In The Wrath of Nations (1993) Pfaff turned aside to discuss nationalism, and in The Bullet’s Song (2004) he examined utopian violence and what he called the most influential myth since 1789, the political idea of “total and redemptive transformation.” But then, whether writing about Europe or nationalism, communism or Islam, Pfaff always had his own country at the back of his mind, and in 2004 he also published Fear, Anger and Failure, a collection of columns about the Bush administration’s wrongheaded and ill-fated prosecution of its “war on terror.” Here he pointed to what he referred to in The Bullet’s Song as an exceptionally “naïve American version” of redemptive transformation, now voiced by a president who believed that any enemy of America must “hate our freedoms” and that the proper response, as Bush memorably put it, was to “export death and violence to the four corners of the earth in defense of our great nation.” In this respect at least, the last president was as good as his word.
Death and violence duly ensued, but the result was not a success. As Pfaff likes to point out, the all-powerful United States has not (excepting such triumphs of arms as the invasions of Grenada and Panama) actually won a war in unequivocal fashion since 1945. That includes the latest wars in western Asia, the vast land between the Indus and the Mediterranean that is the most fractious region on earth, and for any outside power much the most dangerous in which to intervene.
In Iraq, Washington was always likely, under whatever administration, to follow Senator George Aiken’s prescription for Vietnam: declare victory and go home. Sure enough, in late August, President Obama said, “The bottom line is this: the war is ending,” and a GI in his armored vehicle driving out of the country shouted, “We won! It’s over! America, we brought democracy to Iraq!” More somber voices, including more than a few who once supported the war, have acknowledged the magnitude of failure—not least, some 2.5 million external refugees, many of them living miserably in Syria and Jordan. Fukuyama is one of the former hawks—“a recovering neoconservative,” as Pfaff calls him—and Peter Beinart is another.

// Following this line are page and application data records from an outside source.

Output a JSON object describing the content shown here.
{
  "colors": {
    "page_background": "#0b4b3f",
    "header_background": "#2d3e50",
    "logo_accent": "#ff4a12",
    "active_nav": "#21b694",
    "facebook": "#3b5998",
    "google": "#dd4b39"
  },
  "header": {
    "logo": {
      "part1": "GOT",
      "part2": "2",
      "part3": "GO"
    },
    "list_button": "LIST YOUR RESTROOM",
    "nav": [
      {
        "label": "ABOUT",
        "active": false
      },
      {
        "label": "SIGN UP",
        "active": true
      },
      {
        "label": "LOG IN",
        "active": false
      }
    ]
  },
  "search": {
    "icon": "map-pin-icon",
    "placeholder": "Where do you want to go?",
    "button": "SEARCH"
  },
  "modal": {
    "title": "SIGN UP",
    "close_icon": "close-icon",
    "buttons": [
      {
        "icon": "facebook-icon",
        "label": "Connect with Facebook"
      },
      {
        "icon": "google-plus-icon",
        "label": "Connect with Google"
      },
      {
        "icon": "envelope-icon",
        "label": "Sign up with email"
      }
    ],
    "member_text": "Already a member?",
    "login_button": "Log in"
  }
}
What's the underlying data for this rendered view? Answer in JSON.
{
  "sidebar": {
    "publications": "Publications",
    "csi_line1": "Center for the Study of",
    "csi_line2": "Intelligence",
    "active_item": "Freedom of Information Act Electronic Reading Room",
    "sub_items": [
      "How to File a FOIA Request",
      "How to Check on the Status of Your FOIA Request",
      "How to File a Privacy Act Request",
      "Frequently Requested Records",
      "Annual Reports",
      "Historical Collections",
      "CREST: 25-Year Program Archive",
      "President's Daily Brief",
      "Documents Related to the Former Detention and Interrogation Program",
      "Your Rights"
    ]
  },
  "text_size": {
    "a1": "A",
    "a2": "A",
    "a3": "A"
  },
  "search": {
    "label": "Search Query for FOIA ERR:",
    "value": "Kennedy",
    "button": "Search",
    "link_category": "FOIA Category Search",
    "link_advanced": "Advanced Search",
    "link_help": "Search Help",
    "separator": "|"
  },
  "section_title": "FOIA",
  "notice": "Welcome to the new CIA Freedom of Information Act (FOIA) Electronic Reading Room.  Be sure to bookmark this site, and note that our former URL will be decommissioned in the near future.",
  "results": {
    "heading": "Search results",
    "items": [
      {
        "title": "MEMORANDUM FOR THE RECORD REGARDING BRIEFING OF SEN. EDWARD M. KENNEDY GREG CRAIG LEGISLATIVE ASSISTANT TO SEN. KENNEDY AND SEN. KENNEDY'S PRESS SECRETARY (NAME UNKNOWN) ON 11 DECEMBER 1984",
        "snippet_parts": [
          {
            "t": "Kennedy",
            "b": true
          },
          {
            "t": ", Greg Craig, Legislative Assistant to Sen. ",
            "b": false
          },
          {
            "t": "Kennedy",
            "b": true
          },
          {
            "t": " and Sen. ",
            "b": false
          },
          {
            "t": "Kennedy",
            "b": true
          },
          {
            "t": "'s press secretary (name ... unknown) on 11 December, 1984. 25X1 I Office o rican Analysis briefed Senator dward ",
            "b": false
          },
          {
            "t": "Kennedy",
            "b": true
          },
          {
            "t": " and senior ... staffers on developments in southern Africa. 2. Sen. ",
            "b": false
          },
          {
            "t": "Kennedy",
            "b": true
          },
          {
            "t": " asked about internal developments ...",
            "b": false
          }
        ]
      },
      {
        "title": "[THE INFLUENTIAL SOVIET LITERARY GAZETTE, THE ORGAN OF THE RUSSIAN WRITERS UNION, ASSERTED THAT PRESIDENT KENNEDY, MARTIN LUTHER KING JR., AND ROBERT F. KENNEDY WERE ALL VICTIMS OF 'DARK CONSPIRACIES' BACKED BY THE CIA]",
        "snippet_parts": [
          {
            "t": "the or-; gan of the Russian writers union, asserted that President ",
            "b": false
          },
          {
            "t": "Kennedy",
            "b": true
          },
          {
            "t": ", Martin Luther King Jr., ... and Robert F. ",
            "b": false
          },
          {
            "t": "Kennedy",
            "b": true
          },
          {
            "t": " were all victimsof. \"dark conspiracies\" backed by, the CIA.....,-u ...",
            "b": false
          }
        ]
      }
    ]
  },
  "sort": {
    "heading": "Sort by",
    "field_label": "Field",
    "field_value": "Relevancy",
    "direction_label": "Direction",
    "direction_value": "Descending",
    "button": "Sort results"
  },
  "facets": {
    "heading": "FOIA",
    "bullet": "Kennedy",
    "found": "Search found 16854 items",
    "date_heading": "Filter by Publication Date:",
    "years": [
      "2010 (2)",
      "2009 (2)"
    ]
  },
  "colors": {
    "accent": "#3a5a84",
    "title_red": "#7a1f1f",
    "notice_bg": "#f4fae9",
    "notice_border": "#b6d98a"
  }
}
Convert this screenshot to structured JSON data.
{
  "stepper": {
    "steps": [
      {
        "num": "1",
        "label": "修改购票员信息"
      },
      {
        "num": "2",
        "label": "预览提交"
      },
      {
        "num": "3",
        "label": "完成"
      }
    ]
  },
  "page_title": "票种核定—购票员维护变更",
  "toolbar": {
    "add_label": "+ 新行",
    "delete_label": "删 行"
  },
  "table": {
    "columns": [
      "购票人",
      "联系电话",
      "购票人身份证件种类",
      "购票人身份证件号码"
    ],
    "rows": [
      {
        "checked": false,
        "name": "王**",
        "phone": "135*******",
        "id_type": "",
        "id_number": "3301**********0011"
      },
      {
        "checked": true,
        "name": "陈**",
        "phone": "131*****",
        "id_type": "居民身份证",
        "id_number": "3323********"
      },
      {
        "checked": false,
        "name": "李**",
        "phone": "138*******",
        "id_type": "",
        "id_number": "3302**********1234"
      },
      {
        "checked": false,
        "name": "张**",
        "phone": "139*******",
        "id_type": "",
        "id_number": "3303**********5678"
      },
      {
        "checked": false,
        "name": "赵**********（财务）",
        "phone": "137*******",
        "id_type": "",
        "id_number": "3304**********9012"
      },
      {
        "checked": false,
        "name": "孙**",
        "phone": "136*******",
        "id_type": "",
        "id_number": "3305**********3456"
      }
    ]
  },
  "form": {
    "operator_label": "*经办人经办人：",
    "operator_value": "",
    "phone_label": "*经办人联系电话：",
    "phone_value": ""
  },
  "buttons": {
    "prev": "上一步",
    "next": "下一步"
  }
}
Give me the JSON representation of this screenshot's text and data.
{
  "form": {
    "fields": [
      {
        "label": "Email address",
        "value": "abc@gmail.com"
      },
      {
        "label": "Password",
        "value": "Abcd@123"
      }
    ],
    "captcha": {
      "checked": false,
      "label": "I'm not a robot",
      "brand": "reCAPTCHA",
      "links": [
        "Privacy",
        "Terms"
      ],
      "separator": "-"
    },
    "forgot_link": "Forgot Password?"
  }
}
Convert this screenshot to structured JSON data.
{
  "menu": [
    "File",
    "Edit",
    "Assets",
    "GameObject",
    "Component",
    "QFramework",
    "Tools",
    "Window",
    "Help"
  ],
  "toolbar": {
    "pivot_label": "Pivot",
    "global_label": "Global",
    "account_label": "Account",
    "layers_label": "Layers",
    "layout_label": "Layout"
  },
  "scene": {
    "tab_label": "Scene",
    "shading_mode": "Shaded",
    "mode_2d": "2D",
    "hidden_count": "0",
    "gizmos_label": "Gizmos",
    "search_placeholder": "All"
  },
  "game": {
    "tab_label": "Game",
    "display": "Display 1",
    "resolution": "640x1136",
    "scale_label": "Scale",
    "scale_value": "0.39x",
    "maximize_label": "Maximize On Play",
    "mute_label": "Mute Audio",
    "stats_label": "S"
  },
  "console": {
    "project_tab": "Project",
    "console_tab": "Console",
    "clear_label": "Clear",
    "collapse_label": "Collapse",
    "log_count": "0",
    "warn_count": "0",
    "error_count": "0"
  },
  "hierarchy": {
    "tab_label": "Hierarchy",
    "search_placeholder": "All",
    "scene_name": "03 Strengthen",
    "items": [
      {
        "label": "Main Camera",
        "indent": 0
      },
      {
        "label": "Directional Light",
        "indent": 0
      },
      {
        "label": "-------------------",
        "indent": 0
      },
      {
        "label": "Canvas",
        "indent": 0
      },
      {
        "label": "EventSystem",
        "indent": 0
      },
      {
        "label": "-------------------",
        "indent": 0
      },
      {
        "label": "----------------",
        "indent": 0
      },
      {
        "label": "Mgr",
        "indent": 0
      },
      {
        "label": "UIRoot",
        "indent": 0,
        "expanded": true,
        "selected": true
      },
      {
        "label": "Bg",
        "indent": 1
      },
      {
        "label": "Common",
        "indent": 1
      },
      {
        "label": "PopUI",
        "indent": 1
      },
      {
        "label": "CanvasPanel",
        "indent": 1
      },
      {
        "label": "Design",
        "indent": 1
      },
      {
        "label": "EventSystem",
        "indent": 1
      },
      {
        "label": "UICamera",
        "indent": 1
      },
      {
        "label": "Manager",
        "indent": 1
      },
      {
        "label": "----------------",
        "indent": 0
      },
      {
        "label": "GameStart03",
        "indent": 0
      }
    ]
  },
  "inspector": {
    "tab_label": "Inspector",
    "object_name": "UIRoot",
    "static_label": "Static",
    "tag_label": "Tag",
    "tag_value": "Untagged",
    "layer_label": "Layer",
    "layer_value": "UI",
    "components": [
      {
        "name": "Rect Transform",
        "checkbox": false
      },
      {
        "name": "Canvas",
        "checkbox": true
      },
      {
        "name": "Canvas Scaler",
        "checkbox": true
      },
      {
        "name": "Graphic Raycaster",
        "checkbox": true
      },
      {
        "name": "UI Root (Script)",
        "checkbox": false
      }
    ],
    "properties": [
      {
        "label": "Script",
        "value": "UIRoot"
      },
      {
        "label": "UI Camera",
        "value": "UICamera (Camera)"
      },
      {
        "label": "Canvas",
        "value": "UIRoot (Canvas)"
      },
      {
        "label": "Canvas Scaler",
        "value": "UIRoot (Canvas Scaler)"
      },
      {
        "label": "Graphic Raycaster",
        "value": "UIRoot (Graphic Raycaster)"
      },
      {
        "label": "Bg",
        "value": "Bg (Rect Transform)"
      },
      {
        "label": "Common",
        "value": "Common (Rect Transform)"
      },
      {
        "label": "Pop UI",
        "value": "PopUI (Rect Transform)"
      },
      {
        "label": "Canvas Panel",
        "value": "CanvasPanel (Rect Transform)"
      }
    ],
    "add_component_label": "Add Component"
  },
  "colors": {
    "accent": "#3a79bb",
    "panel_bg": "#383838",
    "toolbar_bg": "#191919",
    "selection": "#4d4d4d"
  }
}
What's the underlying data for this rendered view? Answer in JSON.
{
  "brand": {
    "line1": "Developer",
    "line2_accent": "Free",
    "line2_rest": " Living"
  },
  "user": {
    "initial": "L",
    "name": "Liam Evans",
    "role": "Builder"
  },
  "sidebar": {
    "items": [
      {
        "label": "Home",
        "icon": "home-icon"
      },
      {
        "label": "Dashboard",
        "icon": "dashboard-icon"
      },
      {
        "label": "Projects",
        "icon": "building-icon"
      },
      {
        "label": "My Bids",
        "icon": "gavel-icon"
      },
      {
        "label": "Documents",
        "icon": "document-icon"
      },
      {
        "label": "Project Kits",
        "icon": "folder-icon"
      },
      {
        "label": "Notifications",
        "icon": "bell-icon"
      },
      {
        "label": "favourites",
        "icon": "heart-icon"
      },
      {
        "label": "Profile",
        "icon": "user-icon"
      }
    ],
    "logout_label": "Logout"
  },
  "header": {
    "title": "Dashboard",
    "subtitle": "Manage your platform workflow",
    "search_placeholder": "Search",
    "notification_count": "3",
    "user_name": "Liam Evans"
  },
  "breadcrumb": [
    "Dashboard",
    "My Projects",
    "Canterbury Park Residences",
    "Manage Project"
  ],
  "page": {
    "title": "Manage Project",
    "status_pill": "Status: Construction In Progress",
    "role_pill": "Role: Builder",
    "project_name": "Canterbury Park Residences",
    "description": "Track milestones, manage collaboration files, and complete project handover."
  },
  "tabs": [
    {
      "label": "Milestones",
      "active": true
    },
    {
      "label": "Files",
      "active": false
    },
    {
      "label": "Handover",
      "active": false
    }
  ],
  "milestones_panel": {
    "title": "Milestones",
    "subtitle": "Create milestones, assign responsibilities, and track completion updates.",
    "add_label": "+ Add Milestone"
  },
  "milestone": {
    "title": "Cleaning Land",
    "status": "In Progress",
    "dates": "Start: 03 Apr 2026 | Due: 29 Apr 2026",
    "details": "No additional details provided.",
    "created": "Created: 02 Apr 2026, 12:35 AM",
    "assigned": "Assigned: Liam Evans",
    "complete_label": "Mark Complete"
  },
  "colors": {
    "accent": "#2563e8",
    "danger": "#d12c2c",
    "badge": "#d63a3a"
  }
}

As editor of The New Republic in 2003, Beinart supported the invasion of Iraq, and in 2006 he wrote The Good Fight: Why Liberals—and Only Liberals—Can Win the War on Terror and Make America Great Again (phew). Four years ago he was one of the targets of the late Tony Judt in his polemical essay “Bush’s Useful Idiots,” in which he excoriated so many supposed liberals who had “acquiesced in President Bush’s catastrophic foreign policy.”2
Not that Judt was alone in seeing the element of willed illusion in The Good Fight. As Frank Rich put it in these pages:
Some of Beinart’s program is simply wishful thinking. If Truman and Marshall came back from the dead, they could not sell a Marshall Plan to the isolationist and xenophobic America that the Iraq war has left in its wake, not just among some Democrats (as Beinart bemoans) but, in an even more virulent form, among the Republican base.3
London Review of Books, September 21, 2006; Reappraisals: Reflections on the Forgotten Twentieth Century (Penguin, 2008). ↩